Aim of the task » Please set down the listing exactly, from the first line to the last.

—————

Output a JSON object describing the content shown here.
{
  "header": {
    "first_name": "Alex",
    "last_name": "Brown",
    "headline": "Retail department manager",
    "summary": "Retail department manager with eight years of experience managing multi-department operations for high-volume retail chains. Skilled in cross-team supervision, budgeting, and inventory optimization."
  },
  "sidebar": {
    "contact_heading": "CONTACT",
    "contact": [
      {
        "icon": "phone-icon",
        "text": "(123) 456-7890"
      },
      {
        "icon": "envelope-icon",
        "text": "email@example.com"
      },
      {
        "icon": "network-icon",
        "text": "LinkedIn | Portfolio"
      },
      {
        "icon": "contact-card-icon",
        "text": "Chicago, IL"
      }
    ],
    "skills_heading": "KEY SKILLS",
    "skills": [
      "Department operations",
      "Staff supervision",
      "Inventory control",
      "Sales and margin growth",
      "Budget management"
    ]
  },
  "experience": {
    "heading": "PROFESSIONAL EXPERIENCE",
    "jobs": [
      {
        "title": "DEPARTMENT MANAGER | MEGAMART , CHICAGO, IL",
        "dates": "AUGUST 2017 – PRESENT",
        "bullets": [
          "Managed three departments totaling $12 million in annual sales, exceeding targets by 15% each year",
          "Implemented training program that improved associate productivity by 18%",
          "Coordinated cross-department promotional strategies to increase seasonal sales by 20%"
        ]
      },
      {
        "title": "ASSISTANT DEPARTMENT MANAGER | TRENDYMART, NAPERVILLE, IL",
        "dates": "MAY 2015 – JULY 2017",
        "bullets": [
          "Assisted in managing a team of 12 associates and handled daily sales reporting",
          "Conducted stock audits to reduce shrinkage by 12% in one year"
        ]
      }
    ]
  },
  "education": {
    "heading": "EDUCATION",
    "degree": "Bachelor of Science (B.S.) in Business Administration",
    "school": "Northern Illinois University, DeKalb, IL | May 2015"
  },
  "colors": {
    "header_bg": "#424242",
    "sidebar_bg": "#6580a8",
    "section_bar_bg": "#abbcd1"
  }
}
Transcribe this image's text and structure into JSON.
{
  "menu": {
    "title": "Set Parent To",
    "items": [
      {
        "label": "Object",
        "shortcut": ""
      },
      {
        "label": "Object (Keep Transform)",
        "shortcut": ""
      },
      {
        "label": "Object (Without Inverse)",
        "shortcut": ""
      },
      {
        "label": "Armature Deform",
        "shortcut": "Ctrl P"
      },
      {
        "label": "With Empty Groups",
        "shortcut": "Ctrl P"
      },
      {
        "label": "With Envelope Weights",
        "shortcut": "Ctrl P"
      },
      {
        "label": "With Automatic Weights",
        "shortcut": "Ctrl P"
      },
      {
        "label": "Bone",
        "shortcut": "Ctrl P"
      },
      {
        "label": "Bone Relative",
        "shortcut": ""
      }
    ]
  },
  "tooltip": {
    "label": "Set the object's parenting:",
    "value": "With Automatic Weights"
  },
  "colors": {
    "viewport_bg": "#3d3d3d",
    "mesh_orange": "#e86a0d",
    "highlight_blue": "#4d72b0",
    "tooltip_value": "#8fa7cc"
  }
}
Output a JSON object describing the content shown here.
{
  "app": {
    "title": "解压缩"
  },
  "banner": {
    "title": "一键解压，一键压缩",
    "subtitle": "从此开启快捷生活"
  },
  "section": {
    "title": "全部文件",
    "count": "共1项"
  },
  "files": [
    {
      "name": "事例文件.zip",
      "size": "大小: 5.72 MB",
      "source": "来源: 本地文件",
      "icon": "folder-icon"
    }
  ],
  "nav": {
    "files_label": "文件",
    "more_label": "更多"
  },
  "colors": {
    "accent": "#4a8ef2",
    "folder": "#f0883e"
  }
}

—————

Result of this exercise »
Output a JSON object describing the content shown here.
{
  "header": {
    "first_name": "Alex",
    "last_name": "Brown",
    "headline": "Retail department manager",
    "summary": "Retail department manager with eight years of experience managing multi-department operations for high-volume retail chains. Skilled in cross-team supervision, budgeting, and inventory optimization."
  },
  "sidebar": {
    "contact_heading": "CONTACT",
    "contact": [
      {
        "icon": "phone-icon",
        "text": "(123) 456-7890"
      },
      {
        "icon": "envelope-icon",
        "text": "email@example.com"
      },
      {
        "icon": "network-icon",
        "text": "LinkedIn | Portfolio"
      },
      {
        "icon": "contact-card-icon",
        "text": "Chicago, IL"
      }
    ],
    "skills_heading": "KEY SKILLS",
    "skills": [
      "Department operations",
      "Staff supervision",
      "Inventory control",
      "Sales and margin growth",
      "Budget management"
    ]
  },
  "experience": {
    "heading": "PROFESSIONAL EXPERIENCE",
    "jobs": [
      {
        "title": "DEPARTMENT MANAGER | MEGAMART , CHICAGO, IL",
        "dates": "AUGUST 2017 – PRESENT",
        "bullets": [
          "Managed three departments totaling $12 million in annual sales, exceeding targets by 15% each year",
          "Implemented training program that improved associate productivity by 18%",
          "Coordinated cross-department promotional strategies to increase seasonal sales by 20%"
        ]
      },
      {
        "title": "ASSISTANT DEPARTMENT MANAGER | TRENDYMART, NAPERVILLE, IL",
        "dates": "MAY 2015 – JULY 2017",
        "bullets": [
          "Assisted in managing a team of 12 associates and handled daily sales reporting",
          "Conducted stock audits to reduce shrinkage by 12% in one year"
        ]
      }
    ]
  },
  "education": {
    "heading": "EDUCATION",
    "degree": "Bachelor of Science (B.S.) in Business Administration",
    "school": "Northern Illinois University, DeKalb, IL | May 2015"
  },
  "colors": {
    "header_bg": "#424242",
    "sidebar_bg": "#6580a8",
    "section_bar_bg": "#abbcd1"
  }
}
Transcribe this image's text and structure into JSON.
{
  "menu": {
    "title": "Set Parent To",
    "items": [
      {
        "label": "Object",
        "shortcut": ""
      },
      {
        "label": "Object (Keep Transform)",
        "shortcut": ""
      },
      {
        "label": "Object (Without Inverse)",
        "shortcut": ""
      },
      {
        "label": "Armature Deform",
        "shortcut": "Ctrl P"
      },
      {
        "label": "With Empty Groups",
        "shortcut": "Ctrl P"
      },
      {
        "label": "With Envelope Weights",
        "shortcut": "Ctrl P"
      },
      {
        "label": "With Automatic Weights",
        "shortcut": "Ctrl P"
      },
      {
        "label": "Bone",
        "shortcut": "Ctrl P"
      },
      {
        "label": "Bone Relative",
        "shortcut": ""
      }
    ]
  },
  "tooltip": {
    "label": "Set the object's parenting:",
    "value": "With Automatic Weights"
  },
  "colors": {
    "viewport_bg": "#3d3d3d",
    "mesh_orange": "#e86a0d",
    "highlight_blue": "#4d72b0",
    "tooltip_value": "#8fa7cc"
  }
}
Output a JSON object describing the content shown here.
{
  "app": {
    "title": "解压缩"
  },
  "banner": {
    "title": "一键解压，一键压缩",
    "subtitle": "从此开启快捷生活"
  },
  "section": {
    "title": "全部文件",
    "count": "共1项"
  },
  "files": [
    {
      "name": "事例文件.zip",
      "size": "大小: 5.72 MB",
      "source": "来源: 本地文件",
      "icon": "folder-icon"
    }
  ],
  "nav": {
    "files_label": "文件",
    "more_label": "更多"
  },
  "colors": {
    "accent": "#4a8ef2",
    "folder": "#f0883e"
  }
}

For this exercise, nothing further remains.